## [TASK BRIEF]
Make an exact copy of the whole listing, but leave its pictures out.

#####

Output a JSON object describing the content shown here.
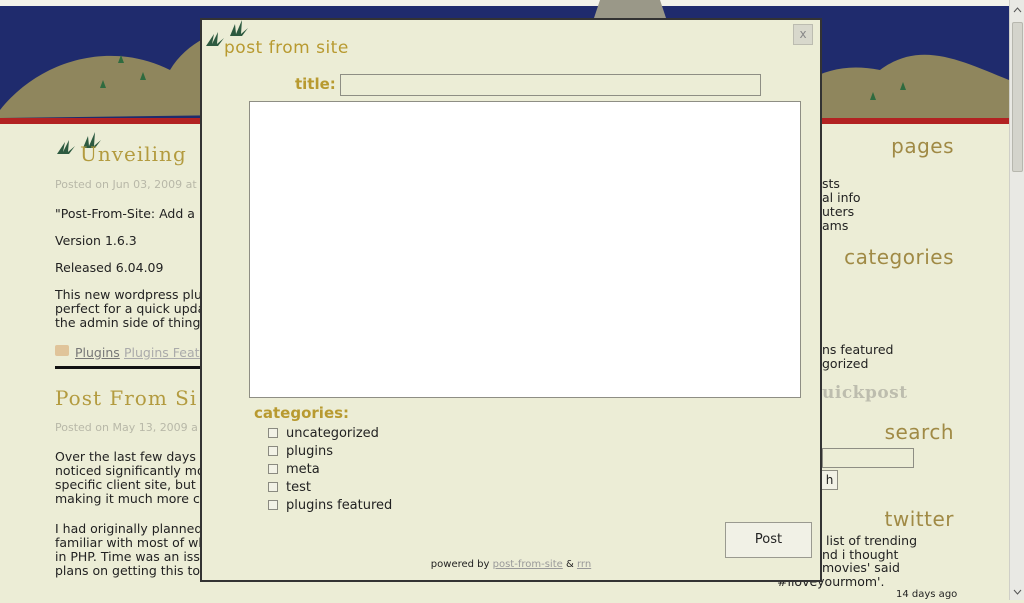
{
  "blog": {
    "posts": [
      {
        "title": "Unveiling",
        "meta": "Posted on Jun 03, 2009 at",
        "lines": [
          "\"Post-From-Site: Add a",
          "Version 1.6.3",
          "Released 6.04.09",
          "This new wordpress plu",
          "perfect for a quick upda",
          "the admin side of thing"
        ],
        "tags": [
          "Plugins",
          "Plugins Featu"
        ]
      },
      {
        "title": "Post From Si",
        "meta": "Posted on May 13, 2009 a",
        "lines": [
          "Over the last few days I",
          "noticed significantly mo",
          "specific client site, but",
          "making it much more cu",
          "I had originally planned",
          "familiar with most of wh",
          "in PHP. Time was an iss",
          "plans on getting this to"
        ]
      }
    ],
    "sidebar": {
      "pages_heading": "pages",
      "pages": [
        "sts",
        "al info",
        "uters",
        "ams"
      ],
      "categories_heading": "categories",
      "categories": [
        "ns featured",
        "gorized"
      ],
      "quickpost_heading": "uickpost",
      "search_heading": "search",
      "search_button": "h",
      "twitter_heading": "twitter",
      "tweet_lines": [
        "list of trending",
        "nd i thought",
        "movies' said",
        "#iloveyourmom'."
      ],
      "tweet_time": "14 days ago"
    }
  },
  "overlay": {
    "title": "post from site",
    "close_label": "x",
    "title_label": "title:",
    "title_value": "",
    "body_value": "",
    "categories_label": "categories:",
    "categories": [
      "uncategorized",
      "plugins",
      "meta",
      "test",
      "plugins featured"
    ],
    "post_button": "Post",
    "powered_prefix": "powered by",
    "powered_link1": "post-from-site",
    "powered_amp": "&",
    "powered_link2": "rrn"
  },
  "colors": {
    "accent": "#b89a30",
    "background": "#ecedd6",
    "header_night": "#1e2a6e",
    "hills": "#8f865d",
    "red_band": "#b22222"
  }
}
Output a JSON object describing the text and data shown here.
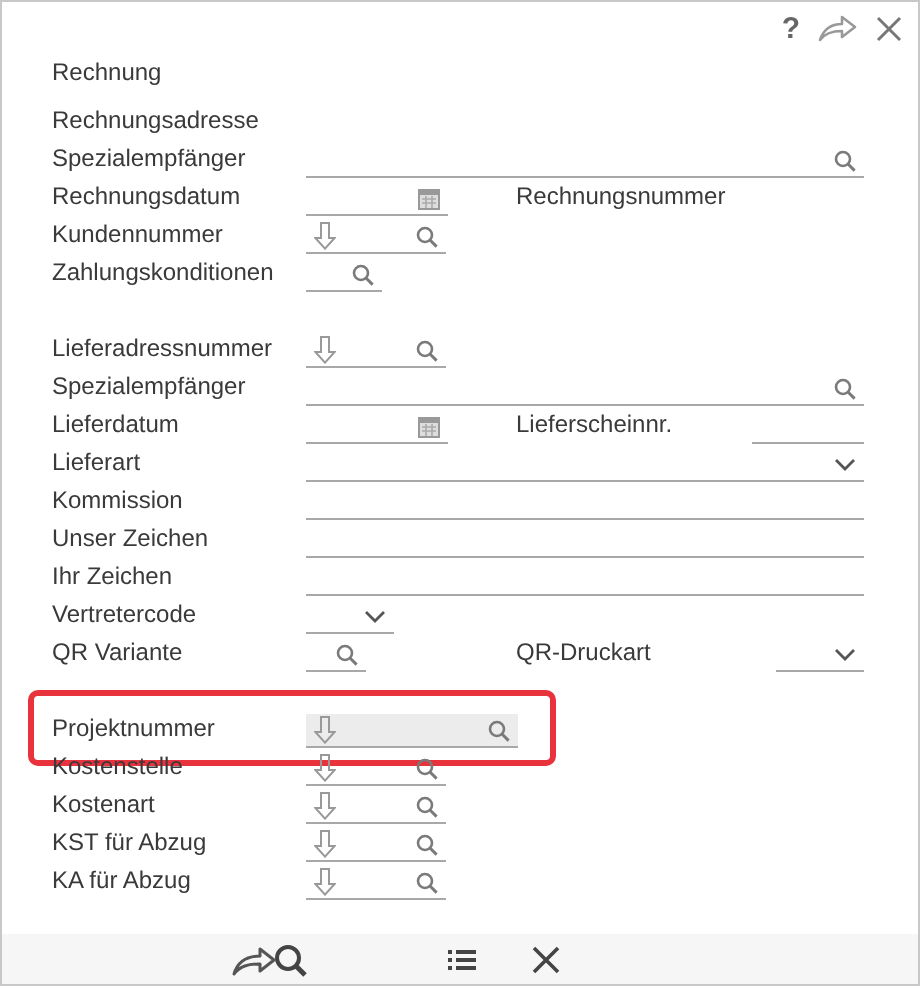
{
  "header": {
    "help": "?",
    "actions": [
      {
        "kind": "forward"
      },
      {
        "kind": "close"
      }
    ]
  },
  "title": "Rechnung",
  "sections": [
    {
      "rows": [
        {
          "label": "Rechnungsadresse"
        },
        {
          "label": "Spezialempfänger",
          "field": {
            "kind": "search-wide"
          }
        },
        {
          "label": "Rechnungsdatum",
          "field": {
            "kind": "date"
          },
          "second_label": "Rechnungsnummer"
        },
        {
          "label": "Kundennummer",
          "field": {
            "kind": "lookup"
          }
        },
        {
          "label": "Zahlungskonditionen",
          "field": {
            "kind": "search"
          }
        }
      ]
    },
    {
      "rows": [
        {
          "label": "Lieferadressnummer",
          "field": {
            "kind": "lookup"
          }
        },
        {
          "label": "Spezialempfänger",
          "field": {
            "kind": "search-wide"
          }
        },
        {
          "label": "Lieferdatum",
          "field": {
            "kind": "date"
          },
          "second_label": "Lieferscheinnr.",
          "second_field": {
            "kind": "text"
          }
        },
        {
          "label": "Lieferart",
          "field": {
            "kind": "select-wide"
          }
        },
        {
          "label": "Kommission",
          "field": {
            "kind": "text-wide"
          }
        },
        {
          "label": "Unser Zeichen",
          "field": {
            "kind": "text-wide"
          }
        },
        {
          "label": "Ihr Zeichen",
          "field": {
            "kind": "text-wide"
          }
        },
        {
          "label": "Vertretercode",
          "field": {
            "kind": "select"
          }
        },
        {
          "label": "QR Variante",
          "field": {
            "kind": "search-small"
          },
          "second_label": "QR-Druckart",
          "second_field": {
            "kind": "select"
          }
        }
      ]
    },
    {
      "rows": [
        {
          "label": "Projektnummer",
          "field": {
            "kind": "lookup",
            "selected": true
          },
          "highlighted": true
        },
        {
          "label": "Kostenstelle",
          "field": {
            "kind": "lookup",
            "selected": false
          },
          "highlighted": false
        },
        {
          "label": "Kostenart",
          "field": {
            "kind": "lookup",
            "selected": false
          },
          "highlighted": false
        },
        {
          "label": "KST für Abzug",
          "field": {
            "kind": "lookup",
            "selected": false
          },
          "highlighted": false
        },
        {
          "label": "KA für Abzug",
          "field": {
            "kind": "lookup",
            "selected": false
          },
          "highlighted": false
        }
      ]
    }
  ],
  "toolbar": [
    {
      "kind": "forward-search"
    },
    {
      "kind": "list"
    },
    {
      "kind": "close"
    }
  ]
}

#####

## [ANSWER TO THIS PROBLEM]
Output a JSON object describing the content shown here.
{
  "blog": {
    "posts": [
      {
        "title": "Unveiling",
        "meta": "Posted on Jun 03, 2009 at",
        "lines": [
          "\"Post-From-Site: Add a",
          "Version 1.6.3",
          "Released 6.04.09",
          "This new wordpress plu",
          "perfect for a quick upda",
          "the admin side of thing"
        ],
        "tags": [
          "Plugins",
          "Plugins Featu"
        ]
      },
      {
        "title": "Post From Si",
        "meta": "Posted on May 13, 2009 a",
        "lines": [
          "Over the last few days I",
          "noticed significantly mo",
          "specific client site, but",
          "making it much more cu",
          "I had originally planned",
          "familiar with most of wh",
          "in PHP. Time was an iss",
          "plans on getting this to"
        ]
      }
    ],
    "sidebar": {
      "pages_heading": "pages",
      "pages": [
        "sts",
        "al info",
        "uters",
        "ams"
      ],
      "categories_heading": "categories",
      "categories": [
        "ns featured",
        "gorized"
      ],
      "quickpost_heading": "uickpost",
      "search_heading": "search",
      "search_button": "h",
      "twitter_heading": "twitter",
      "tweet_lines": [
        "list of trending",
        "nd i thought",
        "movies' said",
        "#iloveyourmom'."
      ],
      "tweet_time": "14 days ago"
    }
  },
  "overlay": {
    "title": "post from site",
    "close_label": "x",
    "title_label": "title:",
    "title_value": "",
    "body_value": "",
    "categories_label": "categories:",
    "categories": [
      "uncategorized",
      "plugins",
      "meta",
      "test",
      "plugins featured"
    ],
    "post_button": "Post",
    "powered_prefix": "powered by",
    "powered_link1": "post-from-site",
    "powered_amp": "&",
    "powered_link2": "rrn"
  },
  "colors": {
    "accent": "#b89a30",
    "background": "#ecedd6",
    "header_night": "#1e2a6e",
    "hills": "#8f865d",
    "red_band": "#b22222"
  }
}
Output a JSON object describing the text and data shown here.
{
  "header": {
    "help": "?",
    "actions": [
      {
        "kind": "forward"
      },
      {
        "kind": "close"
      }
    ]
  },
  "title": "Rechnung",
  "sections": [
    {
      "rows": [
        {
          "label": "Rechnungsadresse"
        },
        {
          "label": "Spezialempfänger",
          "field": {
            "kind": "search-wide"
          }
        },
        {
          "label": "Rechnungsdatum",
          "field": {
            "kind": "date"
          },
          "second_label": "Rechnungsnummer"
        },
        {
          "label": "Kundennummer",
          "field": {
            "kind": "lookup"
          }
        },
        {
          "label": "Zahlungskonditionen",
          "field": {
            "kind": "search"
          }
        }
      ]
    },
    {
      "rows": [
        {
          "label": "Lieferadressnummer",
          "field": {
            "kind": "lookup"
          }
        },
        {
          "label": "Spezialempfänger",
          "field": {
            "kind": "search-wide"
          }
        },
        {
          "label": "Lieferdatum",
          "field": {
            "kind": "date"
          },
          "second_label": "Lieferscheinnr.",
          "second_field": {
            "kind": "text"
          }
        },
        {
          "label": "Lieferart",
          "field": {
            "kind": "select-wide"
          }
        },
        {
          "label": "Kommission",
          "field": {
            "kind": "text-wide"
          }
        },
        {
          "label": "Unser Zeichen",
          "field": {
            "kind": "text-wide"
          }
        },
        {
          "label": "Ihr Zeichen",
          "field": {
            "kind": "text-wide"
          }
        },
        {
          "label": "Vertretercode",
          "field": {
            "kind": "select"
          }
        },
        {
          "label": "QR Variante",
          "field": {
            "kind": "search-small"
          },
          "second_label": "QR-Druckart",
          "second_field": {
            "kind": "select"
          }
        }
      ]
    },
    {
      "rows": [
        {
          "label": "Projektnummer",
          "field": {
            "kind": "lookup",
            "selected": true
          },
          "highlighted": true
        },
        {
          "label": "Kostenstelle",
          "field": {
            "kind": "lookup",
            "selected": false
          },
          "highlighted": false
        },
        {
          "label": "Kostenart",
          "field": {
            "kind": "lookup",
            "selected": false
          },
          "highlighted": false
        },
        {
          "label": "KST für Abzug",
          "field": {
            "kind": "lookup",
            "selected": false
          },
          "highlighted": false
        },
        {
          "label": "KA für Abzug",
          "field": {
            "kind": "lookup",
            "selected": false
          },
          "highlighted": false
        }
      ]
    }
  ],
  "toolbar": [
    {
      "kind": "forward-search"
    },
    {
      "kind": "list"
    },
    {
      "kind": "close"
    }
  ]
}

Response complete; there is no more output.